Pharmacist Anna Müller-Schöll

Bild Anna Müller-Schöll

Institute of Pharmacy

Clinical Pharmacy & Biochemistry

Address
Kelchstr. 31
Room 138 A
12169 Berlin
Email
anna.mueller-schoell[at]fu-berlin.de

Curriculum Vitae

since 07/2018

Doctoral student at the Graduate Research Training Program “PharMetrX: Pharmacometrics & Computational Disease Modelling“ at the Dept. of Clinical Pharmacy & Biochemistry supervised by Prof. Dr. Charlotte Kloft at the Freie Universitaet Berlin

07/2018

Registered Pharmacist

11/2017-04/2018

Internship in pharmacy ‘Apotheke am Helmholtzplatz’, Berlin

05/2017-10/2017

Internship at Pfizer Pharma GmbH, Berlin

09/2015-04/2017

Student research fellow in the Analytics & Metabolism group of Prof. Dr. Parr in the Department of Pharmaceutical Chemistry, Freie Universität, Berlin

02/2014

Internship in the ‚Spitzweg‘ Pharmacy, Stuttgart

08/2013

Internship in the hospital pharmacy of the Robert-Bosch-Hospital, Stuttgart

04/2013-04/2017

Studies of Pharmacy at the Freie Universität, Berlin

09/2012-02/2013

Internship in the project CommentVisions, addressing climate change and renewable energies, Euronews, London, United Kingdom

06/2012

Abitur at Karlsgymnasium Stuttgart

The focus of my research is to optimise modern anticancer drug treatment for the individual patient by combining therapeutic drug monitoring with a pharmacometric modelling & simulation approach.


Over the past 20 years, anticancer drug treatment has changed substantially from mostly untargeted, cytotoxic intravenous chemotherapy to novel therapeutic options like monoclonal antibodies, targeted oral anticancer drugs (tOADs) and immunotherapy. Although this change in treatment paradigm has improved the prognosis of many cancers dramatically, there are still some challenges to address:

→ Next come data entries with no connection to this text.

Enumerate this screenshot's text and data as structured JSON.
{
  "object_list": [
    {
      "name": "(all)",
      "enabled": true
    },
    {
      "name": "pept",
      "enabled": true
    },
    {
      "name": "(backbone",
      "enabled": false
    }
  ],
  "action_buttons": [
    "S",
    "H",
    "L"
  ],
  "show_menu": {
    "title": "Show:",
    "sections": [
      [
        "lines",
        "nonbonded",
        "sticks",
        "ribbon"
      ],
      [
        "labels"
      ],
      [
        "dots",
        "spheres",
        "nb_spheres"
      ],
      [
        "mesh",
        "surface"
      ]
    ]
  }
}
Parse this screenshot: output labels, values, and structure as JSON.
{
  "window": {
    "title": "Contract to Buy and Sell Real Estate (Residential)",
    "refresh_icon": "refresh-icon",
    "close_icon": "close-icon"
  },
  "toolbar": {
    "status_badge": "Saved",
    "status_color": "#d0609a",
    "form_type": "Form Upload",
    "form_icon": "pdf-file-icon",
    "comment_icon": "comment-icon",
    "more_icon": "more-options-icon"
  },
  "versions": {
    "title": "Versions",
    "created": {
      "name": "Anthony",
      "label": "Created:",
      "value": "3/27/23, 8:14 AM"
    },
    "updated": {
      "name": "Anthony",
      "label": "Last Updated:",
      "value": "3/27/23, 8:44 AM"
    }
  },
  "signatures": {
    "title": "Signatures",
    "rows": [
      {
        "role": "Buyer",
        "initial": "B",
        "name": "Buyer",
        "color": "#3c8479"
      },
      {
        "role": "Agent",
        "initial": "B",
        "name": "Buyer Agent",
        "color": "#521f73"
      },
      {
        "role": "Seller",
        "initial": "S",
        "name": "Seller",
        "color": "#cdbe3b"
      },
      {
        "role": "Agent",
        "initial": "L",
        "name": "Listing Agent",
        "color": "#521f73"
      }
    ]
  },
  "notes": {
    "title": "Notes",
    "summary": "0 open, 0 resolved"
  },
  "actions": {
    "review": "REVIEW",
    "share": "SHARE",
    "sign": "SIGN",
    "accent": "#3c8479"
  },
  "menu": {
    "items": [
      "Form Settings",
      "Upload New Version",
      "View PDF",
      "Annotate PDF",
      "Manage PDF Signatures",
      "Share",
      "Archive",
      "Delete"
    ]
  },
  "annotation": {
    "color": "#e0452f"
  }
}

Project 1: Targeted oral anticancer drugs (tOADs)

The field of tOADs is rapidly advancing and includes targeted antihormonal drugs, protein kinase inhibitors (KIs) and others. With 38 compounds approved since 2001, tyrosine kinase inhibitors (TKIs) form the biggest and fastest evolving subclass, targeting specific mutations, involved in a variety of cancers. tOADs typically show complex pharmacokinetics, a narrow therapeutic window and a high potential for (serious) adverse events. Nevertheless, at the currently practised “one-dose-fits-all” approach, every patient receives the same dosing regimen, ignoring the aforementioned complexities and resulting in up to 16-fold different exposures in individual patients. While subtherapeutic drug concentrations can lead to loss of efficacy, supratherapeutic drug concentrations can result in severe adverse reactions and ultimately in low adherence or even treatment discontinuation. In my work, I research on opportunities to individualise dosing regimens for tOADs based on patient-specific characteristics, drug properties and established or promising therapeutic targets, using model-informed precision dosing (MIPD). MIPD is based on the of use pharmacokinetic/pharmacodynamic (PK/PD) modelling and simulation to estimate population and patient-individual PK/PD parameters, to assess the probability of therapeutic target attainment under different dosing regimens and to make rational choices for the (initial) dosing of patients. Ultimately, this allows choosing the right dose for the individual patient, thereby maximising treatment efficacy and minimising toxicity.
Currently, I focus on the antihormonal drug tamoxifen and on tyrosine kinase inhibitors.

Project 2: Chimeric antigen receptor T cells (CAR-T cells)

CAR-T cells are an exciting new treatment option in the field of cancer immunotherapy. In short, T cells are extracted from a patient’s blood and genetically engineered to express a synthetic chimeric antigen receptor (CAR), targeting the patient’s tumour cells. After a 1-2 week expansion period, the manufactured T cells are infused back into the patient, where they specifically detect and kill cancer cells. While there has been remarkable success in the treatment of several forms of blood cancer, open challenges remain: While CAR-T cells rapidly expand and persist for years in some patients, they do not survive in others, resulting in loss of efficacy and cancer progression. Several factors might influence the expansion and, most importantly, long-term persistence of CAR-T cells. These include the frequencies of distinct CAR-T cell phenotypes in the infusion product, type and intensity of lymphodepleting chemotherapy, tumour burden and levels of several cytokines. In this project, by applying a systems-driven semi-mechanistic modelling & simulation framework, I aim to investigate the relevance of aforementioned factors for CAR-T cell expansion and persistence, in order to explore rational strategies towards increased treatment success.